Apartment Sketch
Hans Hofmann (1880-1966)
Mosaic for Apartment House Sketch No. 14, 1956
Gouache and collage on cardboard, 39 x 22 in.
Collection of Deborah Goodman Davis
Photograph by Thomas Quigley
Works by Hans Hofmann used with permission of the Renate, Hans and Maria Hofmann Trust

About the Bruce Museum
The Bruce Museum is a museum of art and science and is located at One Museum Drive in Greenwich, Connecticut. The Museum is open Tuesday through Sunday from 10 am to 5 pm; closed Mondays and major holidays. Admission is $7 for adults, $6 for students up to 22 years, $6 for seniors and free for members and children less than five years. Individual admission is free on Tuesday. Free on-site parking is available and the Museum is accessible to individuals with disabilities. For additional information, call the Bruce Museum at (203) 869-0376 or visit the website at

Friday, May 22, 2015

Madagascar: Ghosts of the Past at the Bruce Museum

The Bruce Museum located on One Museum Drive in Greenwich Connecticut has a show through November 8  titled  Madagascar: Ghosts of the Past, that only hints at the intrigue waiting for visitors to the Bruce Museum's science gallery.  Isolated for the last 88 million years, Madagascar is populated by hundreds of remarkable species that are found nowhere else on Earth.

Dinosaur Skull
Cast skull of the Malagasy dinosaur Majungasaurus.
Bruce Museum Collection
Photograph by Paul Mutino.  

Visitors will explore three major phases of Malagasy history and encounter a variety of living and extinct species. The exhibition includes casts of a carnivorous theropod dinosaur suspected of cannibalism and a snub-nosed plant-eating crocodilian.
Visitors will encounter giant lemurs, pygmy hippos and the elephant bird, a giant flightless species with an egg holding the volume of 150 chicken eggs!

Crowned lemur, Eulemur coronatus
Specimen courtesy Duke Lemur Center
Bruce Museum Collection
Photograph by Paul Mutino

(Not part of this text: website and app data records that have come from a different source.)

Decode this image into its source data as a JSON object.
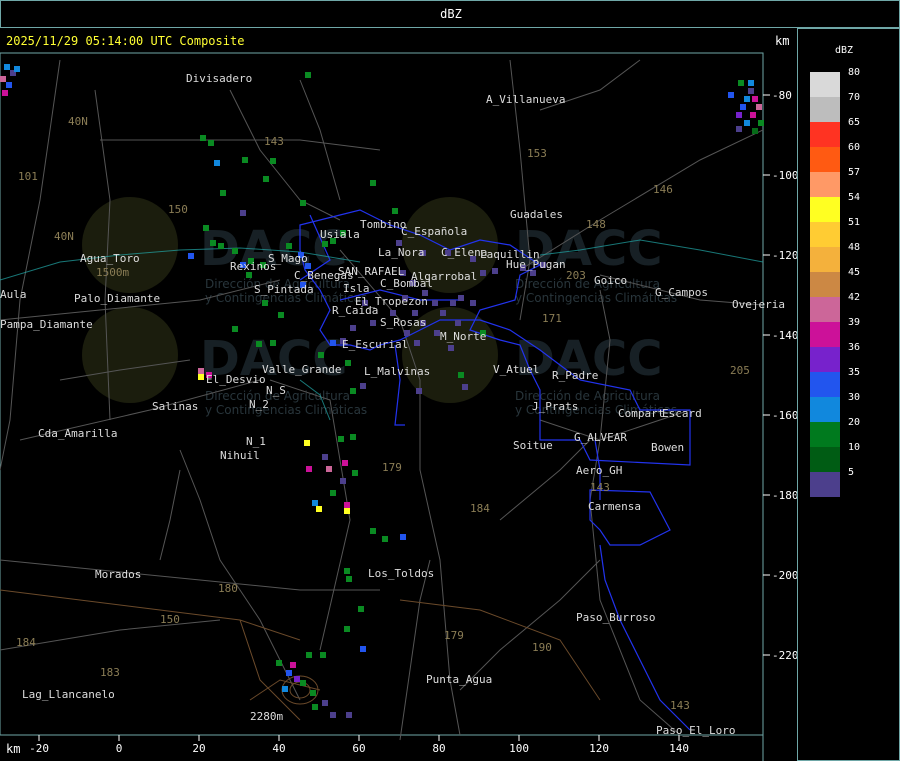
{
  "window": {
    "title": "dBZ",
    "header": "2025/11/29 05:14:00 UTC Composite",
    "unit_top": "km",
    "unit_bottom": "km"
  },
  "x_axis_ticks": [
    "-20",
    "0",
    "20",
    "40",
    "60",
    "80",
    "100",
    "120",
    "140"
  ],
  "y_axis_ticks": [
    "-80",
    "-100",
    "-120",
    "-140",
    "-160",
    "-180",
    "-200",
    "-220"
  ],
  "legend": {
    "title": "dBZ",
    "items": [
      {
        "label": "80",
        "color": "#d9d9d9"
      },
      {
        "label": "70",
        "color": "#bdbdbd"
      },
      {
        "label": "65",
        "color": "#ff3322"
      },
      {
        "label": "60",
        "color": "#ff5a12"
      },
      {
        "label": "57",
        "color": "#ff9966"
      },
      {
        "label": "54",
        "color": "#ffff22"
      },
      {
        "label": "51",
        "color": "#ffcc33"
      },
      {
        "label": "48",
        "color": "#f4b13c"
      },
      {
        "label": "45",
        "color": "#cc8844"
      },
      {
        "label": "42",
        "color": "#cc6699"
      },
      {
        "label": "39",
        "color": "#cc1199"
      },
      {
        "label": "36",
        "color": "#7722cc"
      },
      {
        "label": "35",
        "color": "#2255ee"
      },
      {
        "label": "30",
        "color": "#1188dd"
      },
      {
        "label": "20",
        "color": "#007a1e"
      },
      {
        "label": "10",
        "color": "#005c14"
      },
      {
        "label": "5",
        "color": "#4c3f8c"
      }
    ]
  },
  "places": [
    "Divisadero",
    "A_Villanueva",
    "40N",
    "101",
    "150",
    "143",
    "153",
    "146",
    "Guadales",
    "148",
    "40N",
    "Agua_Toro",
    "Rexinos",
    "S_Mago",
    "Usiala",
    "Tombino",
    "C_Española",
    "La_Nora",
    "C_Elena",
    "Laquillin",
    "Hue_Pugan",
    "C_Benegas",
    "SAN_RAFAEL",
    "Algarrobal",
    "C_Bombal",
    "Goico",
    "G_Campos",
    "Ovejeria",
    "S_Pintada",
    "Isla",
    "El_Tropezon",
    "R_Caida",
    "S_Rosas",
    "Pampa_Diamante",
    "Aula",
    "Palo_Diamante",
    "E_Escurial",
    "M_Norte",
    "El_Desvio",
    "Valle_Grande",
    "L_Malvinas",
    "V_Atuel",
    "R_Padre",
    "Salinas",
    "N_S",
    "N_2",
    "J_Prats",
    "Compart",
    "Escard",
    "Cda_Amarilla",
    "G_ALVEAR",
    "N_1",
    "Nihuil",
    "Soitue",
    "Bowen",
    "Aero_GH",
    "Carmensa",
    "Morados",
    "Los_Toldos",
    "Paso_Burroso",
    "Punta_Agua",
    "Lag_Llancanelo",
    "Paso_El_Loro",
    "184",
    "183",
    "180",
    "179",
    "150",
    "179",
    "184",
    "190",
    "143",
    "2280m",
    "1500m",
    "205",
    "143",
    "171",
    "203"
  ],
  "watermark": {
    "brand": "DACC",
    "line1": "Dirección de Agricultura",
    "line2": "y Contingencias Climáticas"
  }
}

The exhibition concludes by touching on the present, following the rapid extinction of many species as humans arrive on Madagascar.
There is a science lecture on June 2 at 7 pm and explores the bizarre and marvelous dinosaurs and other vertebrates of Madagascar. Dr. David Krause is the lecturer. To reserve call 203-413-6757.  There is a 6:30 p.m. reception for both events.

Masiakasaurus knopfleri, a small predatory dinosaur with unusual teeth
Model created by Sean Murtha
Photograph by Paul Mutino

On August 16 from 1 p.m. - 4 p.m. there is a Madagascar Family Day that will feature fun family activities for all ages and a performance by Erik's Reptile Edventures. See live reptiles and amphibians from Madagascar and learn about their adaptations and the role they play in rainforest ecology and Malagasy culture. 
For more information about the Bruce Museum